    • In an ideal situation, all individuals would occupy a single patch of suitable habitat.  While this is often so, real populations may not always conform but the assumption that the members of the population experience similar conditions must be met.
  • The next level of the hierarchy is the metapopulation, where dispersal links local populations.  This linkage gives rise to dynamics at the metapopulation level that cannot be seen at the local level (another of those emergent properties).
    • Metapopulation dynamics are affected to the degree to which changes in local populations are correlated from population to population.  As the correlation weakens, metapopulation dynamics become less and less predictable from the changes occurring in any single local population.
    • Because metapopulations are composed of populations that exchange individuals, however rarely, the gene flow will, under most conditions, be sufficient to promote genetic similarity among the local populations that comprise the metapopulation.
  • The next level is the Subspecies.  This is one or more metapopulations that are separated from other metapopulations of the same species by sufficient distance and/or experience sufficiently distinct conditions that gene flow is not sufficient to maintain genetic similarity.
    • There are two ways for this isolation to occur. 
      • If Geographic Barriers separate metapopulations, the boundary between subspecies can be abrupt.
      • If there are no effective geographic barriers but the distance between the farthest metapopulations is great, gene flow may be slow enough to allow divergence between subspecies, even if there is no gap between metapopulations.  This phenomenon is called Isolation by Distance.
          • The book has an example of such in the discussion of Ensatina escholtzii, a salamander from the west coast, found in chapter 2.
    • Subspecies may diverge through the spread of different adaptations linked to local conditions or may diverge through genetic drift if population size is small enough and/or there is sufficient time for divergence.
    • Not all species are organized into subspecies and, so, this level of population organization does not always exist.
  • The Species level, the final level of population organization, consists of all local populations that can, with some reason, be considered as members of the same species.
    • The geographic range here is often large and those who study entire species often consider their efforts properly placed in the subdiscipline of Biogeography.

Asexual organisms, although they can not recombine and the concept of a gene pool does not apply, can be understood using the hierarchy above.

  • Local populations, because of the requirement that individuals within the populations experience similar conditions, are kept genetically similar not by the spread of successful genes but by the replacement of less successful genotypes by more successful genotypes
  • Metapopulations experience genotype flow, not gene flow, and are kept similar through the same means.
  • Subspecies may arise under the same conditions as for sexual species
  • The problematic level may be the species level of population organization when there is no obvious criterion for deciding when differences among subspecies have become large enough to consider them to be new species.
    • If you have a solution for this conundrum, contact me.  You will be famous.
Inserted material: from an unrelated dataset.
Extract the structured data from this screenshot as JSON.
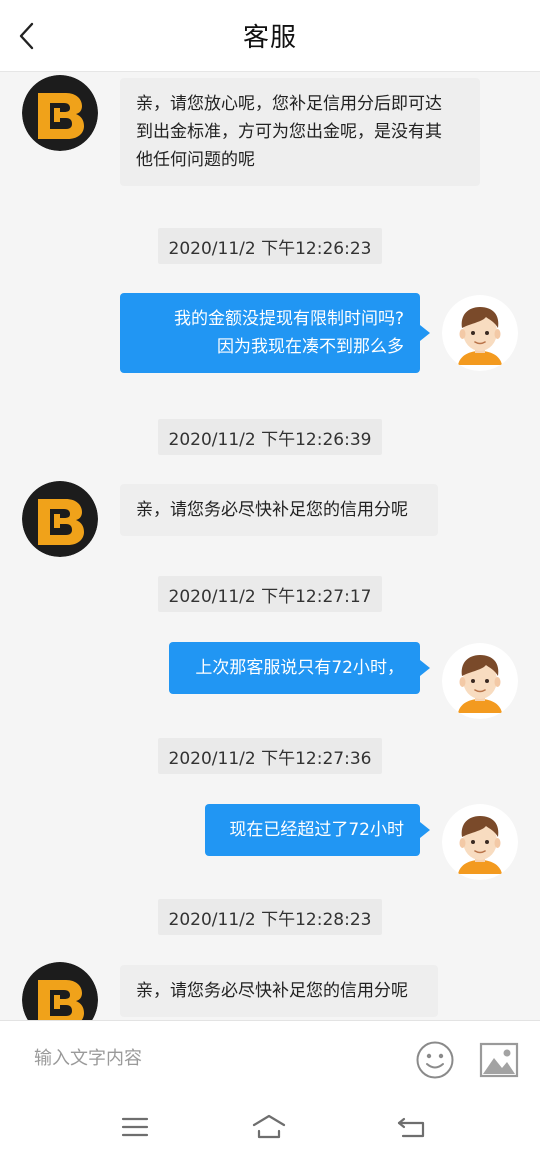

    Metapopulation, Subpopulation, Patchy Population, Core/Satellite, Mainland/Island, Source/Sink, Rescue Effect, Isolated, Nonequilibrium Populations, Habitat Fragmentation, Extinction, Local Extinction, Colonization, m, e, E, C, P, DP/Dt, Spatial HeterogeneityTemporal Heterogeneity, , Subspecies, Geographic Barriers, Isolation by Distance, Biogeography

Last updated February 10, 2007